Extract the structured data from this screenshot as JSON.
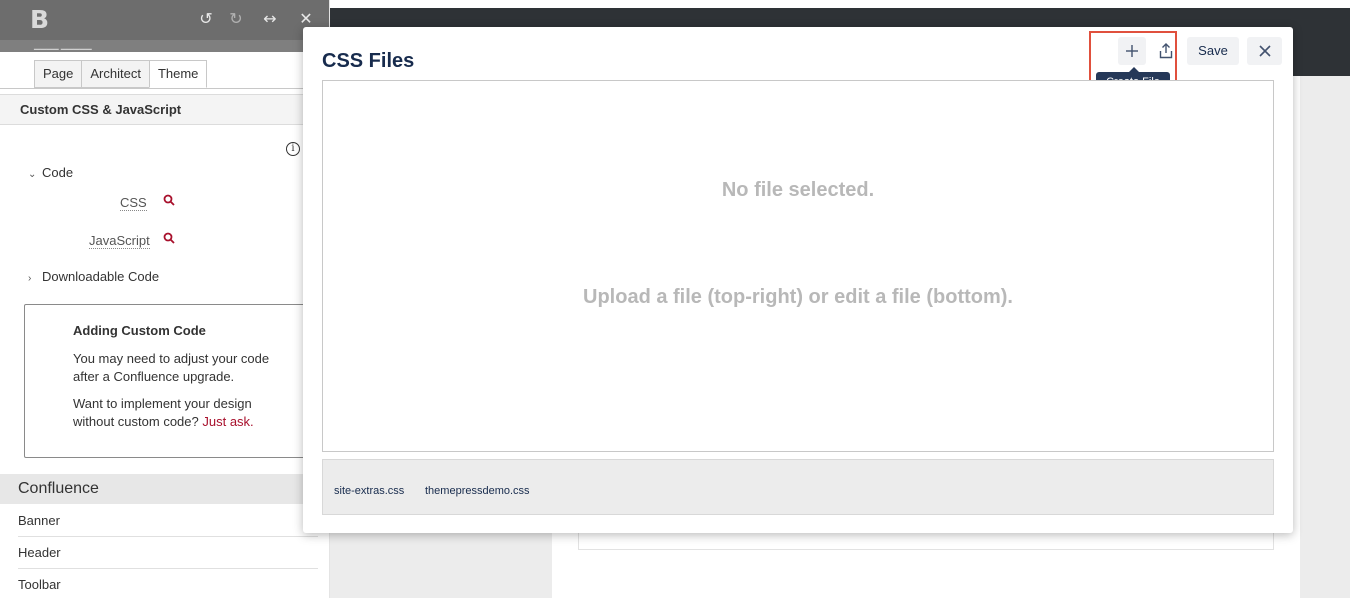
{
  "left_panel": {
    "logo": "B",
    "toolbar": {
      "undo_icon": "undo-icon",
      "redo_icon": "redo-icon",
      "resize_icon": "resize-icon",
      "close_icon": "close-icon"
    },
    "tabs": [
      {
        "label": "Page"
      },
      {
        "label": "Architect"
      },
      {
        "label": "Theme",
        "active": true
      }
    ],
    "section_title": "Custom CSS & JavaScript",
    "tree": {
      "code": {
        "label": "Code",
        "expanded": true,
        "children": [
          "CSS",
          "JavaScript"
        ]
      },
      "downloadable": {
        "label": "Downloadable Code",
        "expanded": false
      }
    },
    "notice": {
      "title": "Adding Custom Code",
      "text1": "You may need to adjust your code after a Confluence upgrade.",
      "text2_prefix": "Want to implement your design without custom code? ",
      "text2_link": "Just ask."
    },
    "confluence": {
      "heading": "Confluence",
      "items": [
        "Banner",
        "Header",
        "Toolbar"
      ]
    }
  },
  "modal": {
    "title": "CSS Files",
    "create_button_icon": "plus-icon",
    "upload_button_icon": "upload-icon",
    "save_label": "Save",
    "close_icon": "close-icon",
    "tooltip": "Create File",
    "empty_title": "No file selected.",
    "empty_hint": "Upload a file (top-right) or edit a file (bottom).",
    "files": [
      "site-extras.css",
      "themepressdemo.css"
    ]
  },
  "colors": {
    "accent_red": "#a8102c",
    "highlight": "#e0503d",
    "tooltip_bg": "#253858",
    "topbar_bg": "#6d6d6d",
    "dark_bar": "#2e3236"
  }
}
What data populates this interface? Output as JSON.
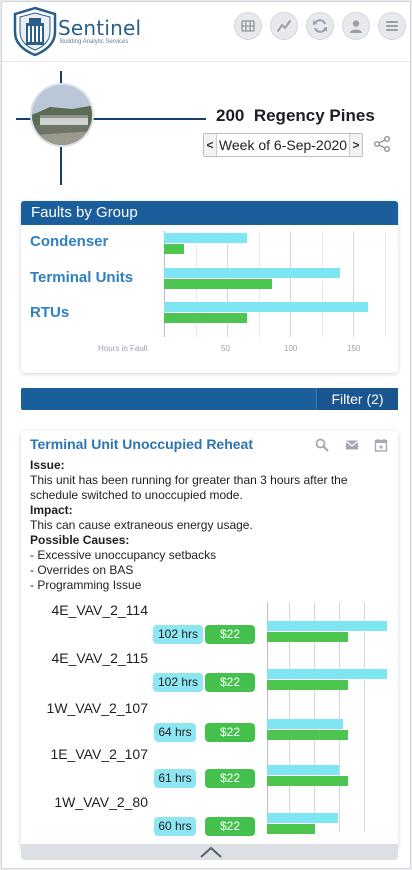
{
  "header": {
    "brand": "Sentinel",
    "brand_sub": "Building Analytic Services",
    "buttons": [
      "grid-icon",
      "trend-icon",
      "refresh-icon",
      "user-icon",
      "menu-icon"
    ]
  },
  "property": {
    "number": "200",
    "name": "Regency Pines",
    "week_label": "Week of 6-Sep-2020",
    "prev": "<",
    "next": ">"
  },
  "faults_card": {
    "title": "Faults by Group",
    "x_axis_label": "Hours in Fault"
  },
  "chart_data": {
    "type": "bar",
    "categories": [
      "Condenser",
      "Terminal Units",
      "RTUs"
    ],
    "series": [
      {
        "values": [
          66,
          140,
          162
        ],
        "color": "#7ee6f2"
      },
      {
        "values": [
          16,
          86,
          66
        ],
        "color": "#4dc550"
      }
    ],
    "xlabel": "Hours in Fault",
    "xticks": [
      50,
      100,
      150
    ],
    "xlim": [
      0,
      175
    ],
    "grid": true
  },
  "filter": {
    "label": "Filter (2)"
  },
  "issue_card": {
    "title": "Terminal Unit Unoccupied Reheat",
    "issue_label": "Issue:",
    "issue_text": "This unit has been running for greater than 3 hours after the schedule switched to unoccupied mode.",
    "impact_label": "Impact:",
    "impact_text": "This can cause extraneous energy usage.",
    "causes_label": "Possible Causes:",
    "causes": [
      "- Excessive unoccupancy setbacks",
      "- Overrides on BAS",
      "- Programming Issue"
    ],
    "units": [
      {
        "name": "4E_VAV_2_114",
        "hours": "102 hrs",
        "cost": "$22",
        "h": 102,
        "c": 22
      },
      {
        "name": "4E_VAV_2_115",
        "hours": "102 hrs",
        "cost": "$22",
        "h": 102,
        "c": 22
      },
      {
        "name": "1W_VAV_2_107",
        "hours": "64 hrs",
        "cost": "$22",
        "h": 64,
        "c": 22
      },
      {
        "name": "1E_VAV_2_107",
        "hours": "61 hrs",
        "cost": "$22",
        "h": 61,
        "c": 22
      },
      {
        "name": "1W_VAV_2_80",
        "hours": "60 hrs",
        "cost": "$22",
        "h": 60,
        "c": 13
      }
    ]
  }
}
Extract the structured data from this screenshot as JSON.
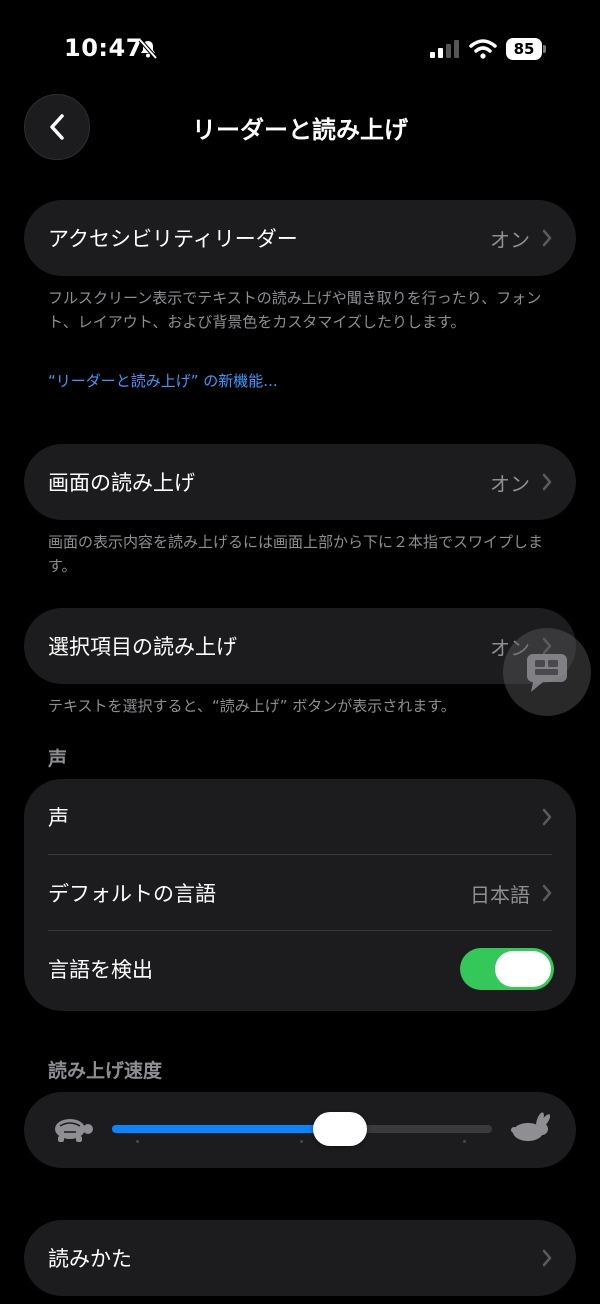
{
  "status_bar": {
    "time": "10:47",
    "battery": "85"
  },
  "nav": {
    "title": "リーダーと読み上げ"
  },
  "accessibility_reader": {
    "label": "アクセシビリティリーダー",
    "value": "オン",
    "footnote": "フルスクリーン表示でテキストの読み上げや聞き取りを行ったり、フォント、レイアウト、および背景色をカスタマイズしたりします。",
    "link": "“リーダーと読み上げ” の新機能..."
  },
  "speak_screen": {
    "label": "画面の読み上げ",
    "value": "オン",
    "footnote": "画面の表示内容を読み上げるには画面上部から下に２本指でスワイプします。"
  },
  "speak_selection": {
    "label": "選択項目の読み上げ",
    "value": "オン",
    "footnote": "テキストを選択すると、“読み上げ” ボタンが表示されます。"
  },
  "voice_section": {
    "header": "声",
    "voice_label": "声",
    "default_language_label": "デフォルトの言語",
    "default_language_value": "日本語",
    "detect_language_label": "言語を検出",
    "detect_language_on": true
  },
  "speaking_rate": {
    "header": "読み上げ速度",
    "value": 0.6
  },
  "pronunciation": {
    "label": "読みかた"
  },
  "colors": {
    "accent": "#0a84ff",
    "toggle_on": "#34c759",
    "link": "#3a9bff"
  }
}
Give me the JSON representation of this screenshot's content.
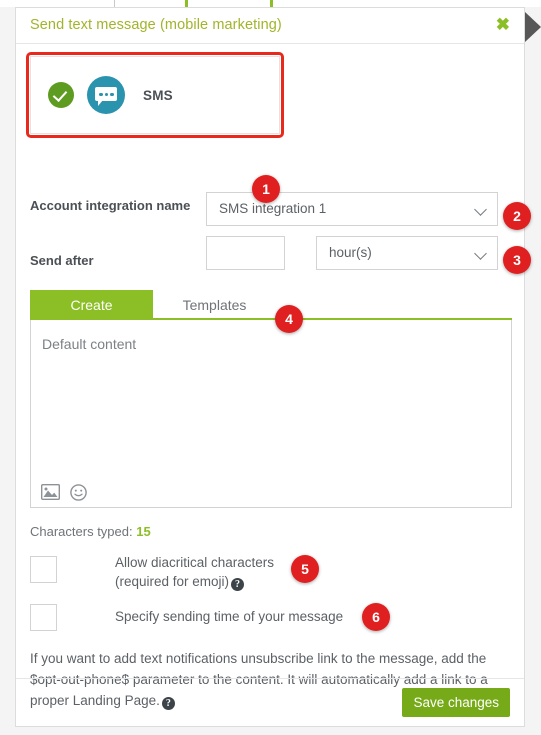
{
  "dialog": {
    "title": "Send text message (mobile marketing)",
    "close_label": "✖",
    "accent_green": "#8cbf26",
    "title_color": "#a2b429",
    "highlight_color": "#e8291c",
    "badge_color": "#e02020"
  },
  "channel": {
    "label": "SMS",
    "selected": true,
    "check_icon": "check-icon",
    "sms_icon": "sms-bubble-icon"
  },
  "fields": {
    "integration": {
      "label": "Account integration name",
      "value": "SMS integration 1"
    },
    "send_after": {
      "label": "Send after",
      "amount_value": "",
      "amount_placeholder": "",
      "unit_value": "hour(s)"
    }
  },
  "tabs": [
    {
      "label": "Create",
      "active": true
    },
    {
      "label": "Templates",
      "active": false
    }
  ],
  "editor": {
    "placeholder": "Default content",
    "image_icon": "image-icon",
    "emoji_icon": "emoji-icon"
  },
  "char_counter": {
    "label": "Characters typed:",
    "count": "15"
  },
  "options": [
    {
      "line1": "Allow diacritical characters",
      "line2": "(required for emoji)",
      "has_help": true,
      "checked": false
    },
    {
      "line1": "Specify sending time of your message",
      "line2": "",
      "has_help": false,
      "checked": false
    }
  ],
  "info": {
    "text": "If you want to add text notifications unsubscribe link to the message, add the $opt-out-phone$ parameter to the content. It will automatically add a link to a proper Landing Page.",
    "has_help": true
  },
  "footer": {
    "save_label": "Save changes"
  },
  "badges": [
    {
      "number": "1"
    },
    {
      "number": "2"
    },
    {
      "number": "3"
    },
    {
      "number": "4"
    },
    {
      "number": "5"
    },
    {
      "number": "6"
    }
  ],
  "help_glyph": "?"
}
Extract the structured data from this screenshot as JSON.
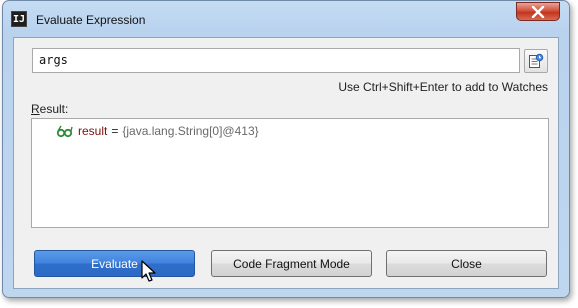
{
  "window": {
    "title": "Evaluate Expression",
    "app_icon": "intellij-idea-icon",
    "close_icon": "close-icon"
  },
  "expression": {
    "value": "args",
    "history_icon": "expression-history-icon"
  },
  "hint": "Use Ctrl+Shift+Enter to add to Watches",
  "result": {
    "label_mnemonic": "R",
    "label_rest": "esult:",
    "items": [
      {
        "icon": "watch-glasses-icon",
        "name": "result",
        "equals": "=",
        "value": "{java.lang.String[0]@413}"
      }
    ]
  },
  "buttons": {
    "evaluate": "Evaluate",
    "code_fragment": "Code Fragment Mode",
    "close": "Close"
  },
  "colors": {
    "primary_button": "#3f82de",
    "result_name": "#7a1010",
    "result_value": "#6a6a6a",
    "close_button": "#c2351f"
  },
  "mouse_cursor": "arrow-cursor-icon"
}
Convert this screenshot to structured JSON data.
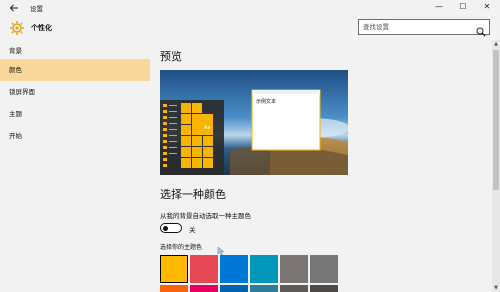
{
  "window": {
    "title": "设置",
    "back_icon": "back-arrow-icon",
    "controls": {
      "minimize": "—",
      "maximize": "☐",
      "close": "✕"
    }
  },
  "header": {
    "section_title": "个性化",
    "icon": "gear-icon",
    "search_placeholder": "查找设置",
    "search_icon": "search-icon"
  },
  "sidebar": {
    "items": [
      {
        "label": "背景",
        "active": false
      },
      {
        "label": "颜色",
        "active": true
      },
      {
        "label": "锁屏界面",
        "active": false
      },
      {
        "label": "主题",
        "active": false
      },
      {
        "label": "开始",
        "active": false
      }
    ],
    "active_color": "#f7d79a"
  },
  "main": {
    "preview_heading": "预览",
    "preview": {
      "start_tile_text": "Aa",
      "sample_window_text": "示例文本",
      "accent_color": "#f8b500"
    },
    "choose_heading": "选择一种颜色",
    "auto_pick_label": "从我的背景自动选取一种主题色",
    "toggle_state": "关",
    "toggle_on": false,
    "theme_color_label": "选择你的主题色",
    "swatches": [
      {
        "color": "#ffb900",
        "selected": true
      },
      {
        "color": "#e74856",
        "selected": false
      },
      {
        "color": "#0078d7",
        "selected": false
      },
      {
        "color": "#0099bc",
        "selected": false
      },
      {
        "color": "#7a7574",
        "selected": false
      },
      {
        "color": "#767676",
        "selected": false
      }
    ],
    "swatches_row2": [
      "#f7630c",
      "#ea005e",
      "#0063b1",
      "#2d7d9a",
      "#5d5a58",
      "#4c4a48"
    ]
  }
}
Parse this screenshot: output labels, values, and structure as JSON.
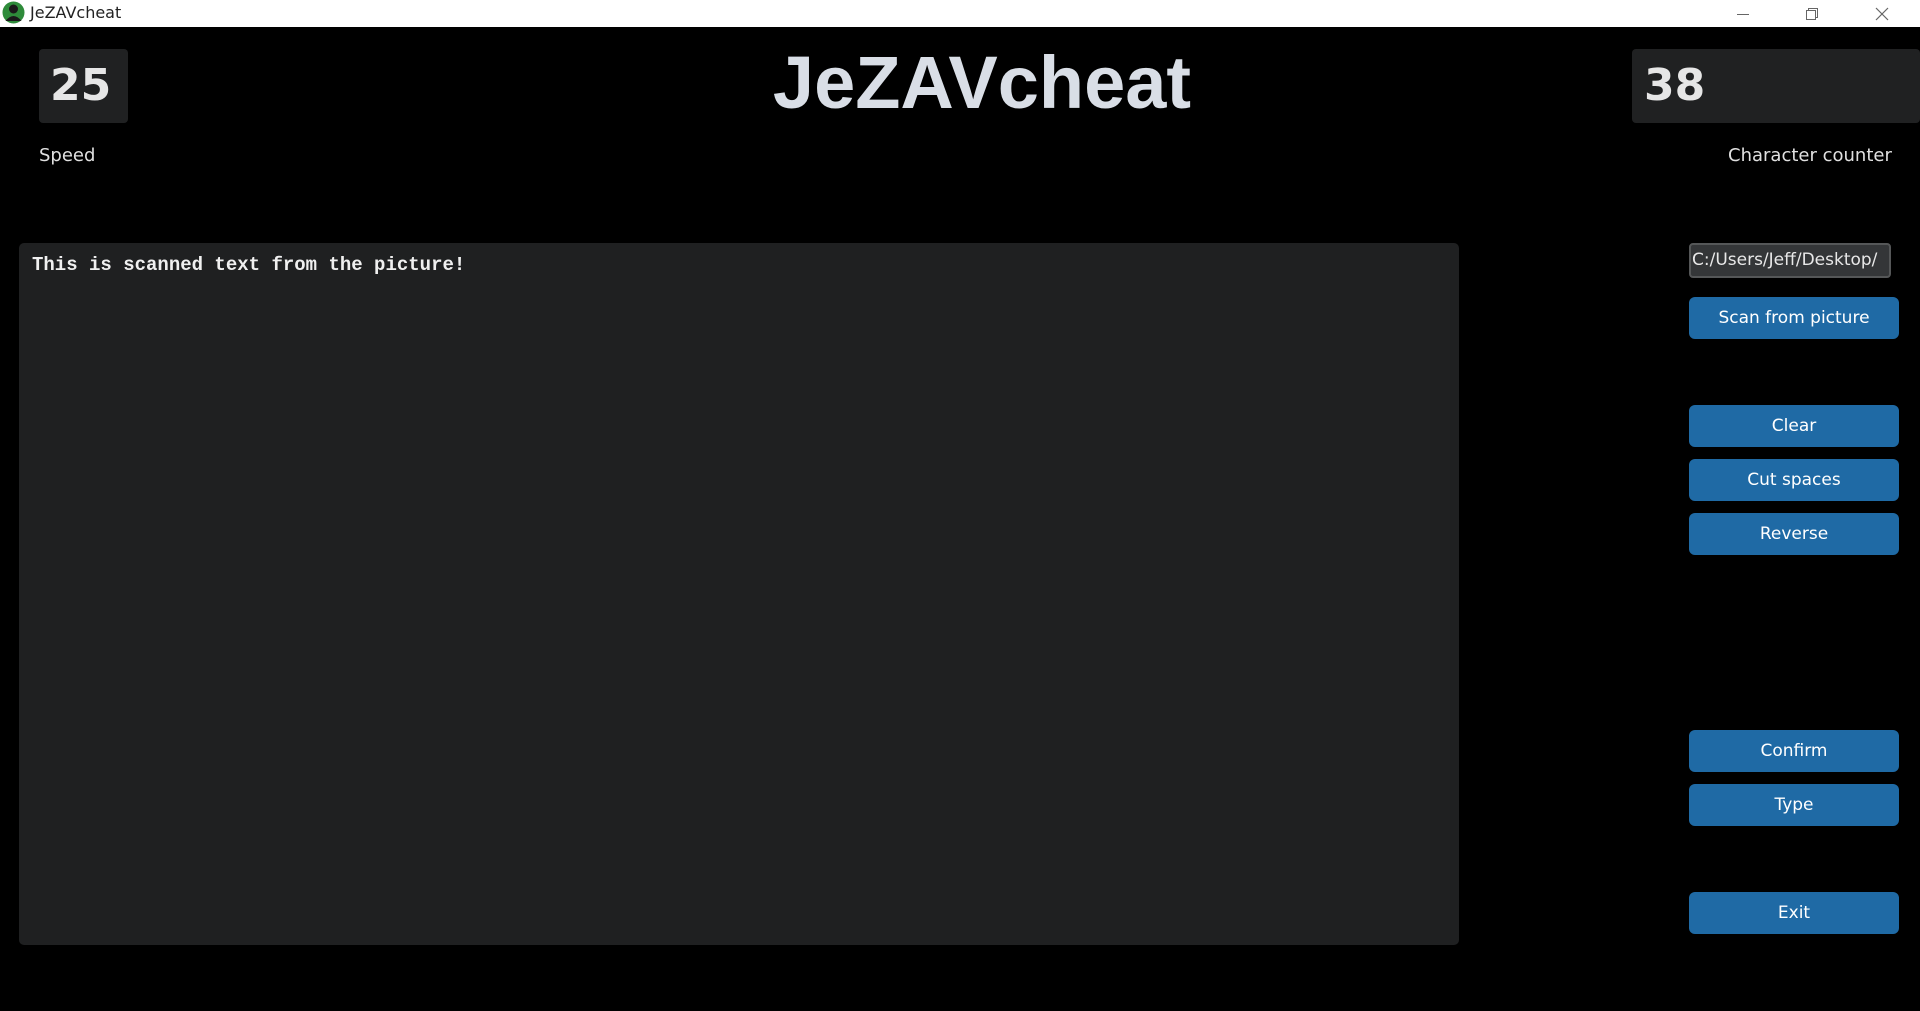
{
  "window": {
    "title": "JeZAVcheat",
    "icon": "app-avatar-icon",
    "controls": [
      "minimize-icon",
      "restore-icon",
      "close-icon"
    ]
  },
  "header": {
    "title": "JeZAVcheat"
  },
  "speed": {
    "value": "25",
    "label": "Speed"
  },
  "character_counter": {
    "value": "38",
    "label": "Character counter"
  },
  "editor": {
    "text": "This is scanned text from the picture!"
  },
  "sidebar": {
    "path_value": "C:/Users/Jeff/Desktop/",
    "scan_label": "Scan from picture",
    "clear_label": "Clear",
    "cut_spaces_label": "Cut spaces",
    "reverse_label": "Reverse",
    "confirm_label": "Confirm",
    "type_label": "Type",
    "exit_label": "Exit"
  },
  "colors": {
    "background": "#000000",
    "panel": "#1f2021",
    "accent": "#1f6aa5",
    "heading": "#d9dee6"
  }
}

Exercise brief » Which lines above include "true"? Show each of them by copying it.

Completed exercise »
        "active": true
        "expanded": true,
    "grid": true
    "detect_language_on": true
    "selected": true,
      "active": true
      "has_help": true,
    "has_help": true
        "active": true
        "selected": true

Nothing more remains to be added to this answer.